At the European Parliament's plenary session in Strasbourg, a resolution was recently adopted on the situation in the Sea of Azov, which contains a few provisions important for Ukraine. First of all, it should be noted that any document of such a level adopted by such a high profile body as the European Parliament, is independently significant. Therefore, the resolution itself is really important for Ukraine as it reflects the position of an authoritative international organization, which, moreover, is entirely on Ukraine's side.
In this resolution, the European Parliament called on EU member states to be prepared to strengthen sanctions against Russia in the event of an escalation in the Sea of Azov. We all wish that no aggravation takes place in the Azov region and gradual de-escalation ensues. However, to my great regret, anything can happen, and the crisis may at any moment jump into its acute phase.
Firstly, the European parliamentarians say they are concerned, and secondly, they show that they don't yet believe that the process will move into a constructive dialogue aimed at reaching a compromise. But I'd like to remain a restrained optimist. I think that as early as in the first half of November, there may be signs that the process is moving toward de-escalation, at least of from the level of tensions we are seeing today.
The point of view has already matured in Europe, gaining more and more supporters, that Russia sanctions need to be loosened
The resolution also acknowledged that the Kerch Strait Bridge had been constructed illegally, and it was noted that sanctions could be imposed against the six companies involved in the construction. Will those sanctions ever be introduced? There may be different options. The point of view has already matured in Europe, gaining more and more supporters, that Russia sanctions need to be loosened, not intensified... However, there are other grounds for strengthening sanctions against Russia, and it is not necessary to cling to the Kerch Strait Bridge issue.
But now it will be difficult for Europeans to agree on the introduction of new sanctions. In particular, the Italian prime minister has already explicitly stated that they would not benefit from prolonging sanctions against Russia and that they would raise the issue of relaxing these sanctions. Therefore, I don't think we should expect from Europe any additional sanctions on Russia. The already existing ones might not be reviewed, but new ones are unlikely to appear.
In addition, the European Parliament has called for the appointment of an EU Special Representative for Crimea and Donbas, who, inter alia, is also to monitor the situation in the Sea of Azov. This move has long been on the table. After all, there is Kurt Volker representing the U.S. State Department while there is no envoy from the EU… However, at the same time, Europe, in the person of France and Germany, is involved in the Donbas settlement process, that is, in the Normandy Four talks. So there is no doubt that such a special representative will actually appear. And he, in my opinion, such envoy could move from a dead end a whole range of issues. Of course, no special representative is able to be a substitute for state leaders (of Germany, Russia, and France), but such an official could set up all preparatory work, develop and offer certain solutions that would be a step forward in the peaceful settlement. In my opinion, this is a promising move, which, under certain circumstances, could have positive practical consequences.
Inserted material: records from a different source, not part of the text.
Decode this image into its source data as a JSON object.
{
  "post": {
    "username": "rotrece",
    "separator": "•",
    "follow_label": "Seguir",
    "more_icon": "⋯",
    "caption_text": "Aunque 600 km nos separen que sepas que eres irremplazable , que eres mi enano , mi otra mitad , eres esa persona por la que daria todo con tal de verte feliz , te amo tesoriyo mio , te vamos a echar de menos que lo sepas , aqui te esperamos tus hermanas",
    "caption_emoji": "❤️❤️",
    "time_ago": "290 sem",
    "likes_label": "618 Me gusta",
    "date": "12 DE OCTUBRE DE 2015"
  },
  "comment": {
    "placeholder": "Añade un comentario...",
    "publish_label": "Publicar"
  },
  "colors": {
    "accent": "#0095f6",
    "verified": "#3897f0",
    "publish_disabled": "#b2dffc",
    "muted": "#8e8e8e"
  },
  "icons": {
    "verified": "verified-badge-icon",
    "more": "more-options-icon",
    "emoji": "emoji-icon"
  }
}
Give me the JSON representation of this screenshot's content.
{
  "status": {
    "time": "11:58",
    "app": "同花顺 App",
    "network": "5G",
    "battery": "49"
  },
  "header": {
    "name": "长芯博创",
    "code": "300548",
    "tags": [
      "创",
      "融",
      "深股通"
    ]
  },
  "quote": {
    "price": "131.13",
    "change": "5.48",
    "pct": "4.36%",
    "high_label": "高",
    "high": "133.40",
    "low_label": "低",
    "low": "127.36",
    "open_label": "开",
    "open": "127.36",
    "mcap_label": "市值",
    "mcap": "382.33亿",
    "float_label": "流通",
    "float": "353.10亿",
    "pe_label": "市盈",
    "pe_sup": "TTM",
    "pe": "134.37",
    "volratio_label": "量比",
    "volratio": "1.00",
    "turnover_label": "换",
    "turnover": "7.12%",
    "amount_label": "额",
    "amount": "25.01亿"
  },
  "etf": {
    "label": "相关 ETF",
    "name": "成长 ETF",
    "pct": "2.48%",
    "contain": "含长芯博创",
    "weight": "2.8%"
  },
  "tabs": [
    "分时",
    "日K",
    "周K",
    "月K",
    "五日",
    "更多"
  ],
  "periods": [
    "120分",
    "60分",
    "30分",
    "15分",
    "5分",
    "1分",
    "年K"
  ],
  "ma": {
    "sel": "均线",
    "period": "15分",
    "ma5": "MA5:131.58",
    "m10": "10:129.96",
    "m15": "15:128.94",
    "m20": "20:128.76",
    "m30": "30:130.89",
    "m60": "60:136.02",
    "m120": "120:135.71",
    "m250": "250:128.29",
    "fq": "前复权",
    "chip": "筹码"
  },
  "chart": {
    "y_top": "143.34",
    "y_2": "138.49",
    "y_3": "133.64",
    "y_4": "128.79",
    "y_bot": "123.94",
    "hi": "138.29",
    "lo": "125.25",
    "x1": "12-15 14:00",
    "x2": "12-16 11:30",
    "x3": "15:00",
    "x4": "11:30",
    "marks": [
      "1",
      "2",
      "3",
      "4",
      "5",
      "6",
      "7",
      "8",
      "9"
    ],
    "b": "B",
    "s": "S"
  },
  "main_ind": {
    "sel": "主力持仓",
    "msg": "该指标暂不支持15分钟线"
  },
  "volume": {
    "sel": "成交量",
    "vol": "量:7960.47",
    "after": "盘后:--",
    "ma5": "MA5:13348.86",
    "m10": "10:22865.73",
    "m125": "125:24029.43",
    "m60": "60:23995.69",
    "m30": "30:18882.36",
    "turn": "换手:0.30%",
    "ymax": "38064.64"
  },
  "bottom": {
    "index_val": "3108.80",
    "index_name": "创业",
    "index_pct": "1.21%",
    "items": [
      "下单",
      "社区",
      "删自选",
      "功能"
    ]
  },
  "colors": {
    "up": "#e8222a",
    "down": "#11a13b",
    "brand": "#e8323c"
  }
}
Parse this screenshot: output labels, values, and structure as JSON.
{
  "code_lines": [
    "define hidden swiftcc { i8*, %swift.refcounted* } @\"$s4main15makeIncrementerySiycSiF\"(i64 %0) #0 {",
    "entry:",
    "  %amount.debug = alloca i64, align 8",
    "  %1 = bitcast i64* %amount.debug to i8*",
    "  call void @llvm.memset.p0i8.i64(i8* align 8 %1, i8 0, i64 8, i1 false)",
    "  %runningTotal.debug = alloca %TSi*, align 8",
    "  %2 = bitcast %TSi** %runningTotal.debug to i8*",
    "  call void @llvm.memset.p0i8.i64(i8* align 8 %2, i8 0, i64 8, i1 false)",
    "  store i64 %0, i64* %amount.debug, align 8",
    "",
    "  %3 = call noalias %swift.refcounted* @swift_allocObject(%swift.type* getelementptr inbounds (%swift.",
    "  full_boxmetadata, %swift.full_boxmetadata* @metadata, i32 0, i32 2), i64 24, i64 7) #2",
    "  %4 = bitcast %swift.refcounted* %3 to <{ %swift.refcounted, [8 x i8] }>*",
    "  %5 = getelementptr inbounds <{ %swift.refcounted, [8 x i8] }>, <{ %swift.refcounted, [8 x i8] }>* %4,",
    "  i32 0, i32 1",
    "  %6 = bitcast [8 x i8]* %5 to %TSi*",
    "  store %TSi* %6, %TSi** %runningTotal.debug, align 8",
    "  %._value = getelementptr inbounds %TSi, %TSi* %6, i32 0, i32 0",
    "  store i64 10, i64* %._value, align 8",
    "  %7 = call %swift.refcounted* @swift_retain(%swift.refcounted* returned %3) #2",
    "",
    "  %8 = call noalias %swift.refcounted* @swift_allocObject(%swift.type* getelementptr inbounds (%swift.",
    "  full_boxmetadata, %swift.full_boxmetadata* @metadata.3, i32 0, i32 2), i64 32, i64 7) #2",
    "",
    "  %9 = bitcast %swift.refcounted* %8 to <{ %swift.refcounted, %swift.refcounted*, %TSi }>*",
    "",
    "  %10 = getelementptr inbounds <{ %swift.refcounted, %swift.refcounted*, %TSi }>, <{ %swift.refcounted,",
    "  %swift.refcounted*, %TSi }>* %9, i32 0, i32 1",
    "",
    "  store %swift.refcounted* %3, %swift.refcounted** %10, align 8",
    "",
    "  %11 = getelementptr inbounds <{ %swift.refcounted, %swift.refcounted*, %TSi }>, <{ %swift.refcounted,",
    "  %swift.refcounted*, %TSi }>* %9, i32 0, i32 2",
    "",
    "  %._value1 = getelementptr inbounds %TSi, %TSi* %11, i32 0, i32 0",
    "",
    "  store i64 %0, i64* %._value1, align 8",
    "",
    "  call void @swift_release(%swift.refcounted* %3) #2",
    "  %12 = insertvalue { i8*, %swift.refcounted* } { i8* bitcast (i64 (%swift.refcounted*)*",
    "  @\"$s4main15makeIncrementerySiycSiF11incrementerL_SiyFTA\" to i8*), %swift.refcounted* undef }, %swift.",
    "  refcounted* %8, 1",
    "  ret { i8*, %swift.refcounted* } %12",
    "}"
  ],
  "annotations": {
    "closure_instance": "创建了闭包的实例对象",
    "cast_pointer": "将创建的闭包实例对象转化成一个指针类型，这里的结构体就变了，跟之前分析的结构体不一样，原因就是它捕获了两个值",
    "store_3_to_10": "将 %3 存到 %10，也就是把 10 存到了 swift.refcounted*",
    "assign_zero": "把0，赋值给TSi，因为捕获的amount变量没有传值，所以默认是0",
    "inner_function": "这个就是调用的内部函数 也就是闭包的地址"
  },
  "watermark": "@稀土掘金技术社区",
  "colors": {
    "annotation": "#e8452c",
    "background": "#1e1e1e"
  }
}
I have doubts that this resolution will have any practical consequences because all the resolutions are advisory and don't foresee any practical steps to be taken right away. So far, the resolution has been approved – full stop. The document does not provide for any specific steps.
However, Russia's actions in the Sea of Azov are in fact concerning Europe, since more than a third of the ships inspected by the Russian side in this sea were EU-flagged. This is important for Europe, this is a real sore point.
But what exactly will the action be? Perhaps, negotiations will start at the level of legal entities, perhaps at the level of certain statesmen, leaders of a certain European state, who maintain contact with President Putin. That is, an Italian or an Austrian, an Hungarian or a German can take on an intermediary function. But this will be an independent process.
Meanwhile, Russia has its own perspective on the Sea of Azov. Its approaches are diametrically opposed to European ones. Moscow can only repeat its position that it sees the Resolution as wrong.
Perhaps early next week, the Russian side will comment on the issue of the European special representative post. I don't rule out that Moscow, after a thorough elaboration, might as well welcome the idea, acting "nice" before the EP and showing that it is seemingly ready for some constructive work.
Pavlo Rudiakov is a head of the Perspektiva information and political center